Influence on working hours among shift workers and effects on sleep quality - An intervention study
Research output: Contribution to journal › Journal article › Research › peer-review
The aim of the present intervention study was to examine if increased influence on working hours among shift workers led to better sleep quality. 391 employees were categorized into groups based on the performed activities: High (self-rostering), moderate (education and/or policy for working hours), and low intensity intervention (meetings and discussions) and reference. Sleep quality was assessed by Karolinska Sleep Questionnaire (KSQ) at baseline and follow-up (12 months). To elucidate the process of the intervention interviews were conducted. Influence on one's own working hours increased only in the high intensity group (p <0.001). No effects of interventions on sleep quality were observed. Thus, sleep quality was not improved by increasing work time influence in the present group of Danish elder care workers.

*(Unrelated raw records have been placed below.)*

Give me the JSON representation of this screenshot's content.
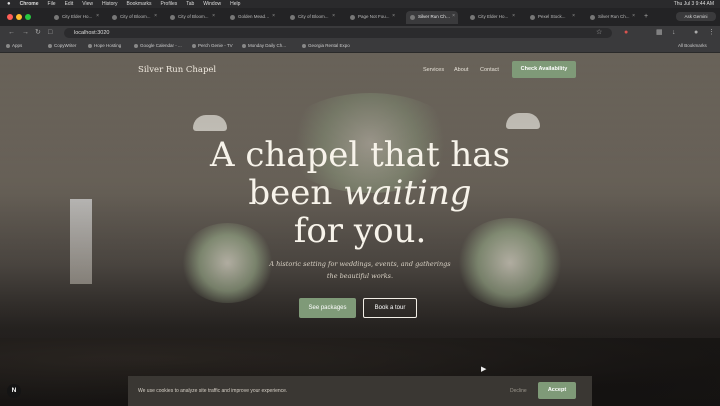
{
  "menubar": {
    "app": "Chrome",
    "items": [
      "File",
      "Edit",
      "View",
      "History",
      "Bookmarks",
      "Profiles",
      "Tab",
      "Window",
      "Help"
    ],
    "clock": "Thu Jul 3  9:44 AM"
  },
  "tabs": [
    {
      "label": "City Elder Ho..."
    },
    {
      "label": "City of Bloom..."
    },
    {
      "label": "City of Bloom..."
    },
    {
      "label": "Golden Meado..."
    },
    {
      "label": "City of Bloom..."
    },
    {
      "label": "Page Not Fou..."
    },
    {
      "label": "Silver Run Cha..."
    },
    {
      "label": "City Elder Ho..."
    },
    {
      "label": "Pexel Stock..."
    },
    {
      "label": "Silver Run Ch..."
    }
  ],
  "browser": {
    "url": "localhost:3020",
    "ask_label": "Ask Gemini"
  },
  "bookmarks": [
    {
      "label": "Apps"
    },
    {
      "label": "CopyWriter"
    },
    {
      "label": "Hope Hosting"
    },
    {
      "label": "Google Calendar - ..."
    },
    {
      "label": "Perch Genie - TV"
    },
    {
      "label": "Monday Daily Ch..."
    },
    {
      "label": "Georgia Rental Expo"
    }
  ],
  "bookmarks_all": "All Bookmarks",
  "site": {
    "logo": "Silver Run Chapel",
    "nav": [
      "Services",
      "About",
      "Contact"
    ],
    "cta": "Check Availability",
    "hero_line1": "A chapel that has",
    "hero_line2a": "been ",
    "hero_line2b": "waiting",
    "hero_line3": "for you.",
    "sub_line1": "A historic setting for weddings, events, and gatherings",
    "sub_line2": "the beautiful works.",
    "btn_primary": "See packages",
    "btn_secondary": "Book a tour",
    "badge": "N"
  },
  "cookie": {
    "text": "We use cookies to analyze site traffic and improve your experience.",
    "decline": "Decline",
    "accept": "Accept"
  },
  "colors": {
    "accent": "#7f9a78",
    "text_light": "#f7f3ea"
  }
}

This was partly due to program failure (failed intervention), but may also be due to other factors such as few participants working night and few working full time.
|Number of pages||6|
|Publication status||Published - 1 Jan 2011|
- Female, Humans, Logistic Models, Nursing Homes, Nursing Staff, Personnel Staffing and Scheduling, Prospective Studies, Questionnaires, Sleep, Sleep Disorders, Circadian Rhythm, Work Schedule Tolerance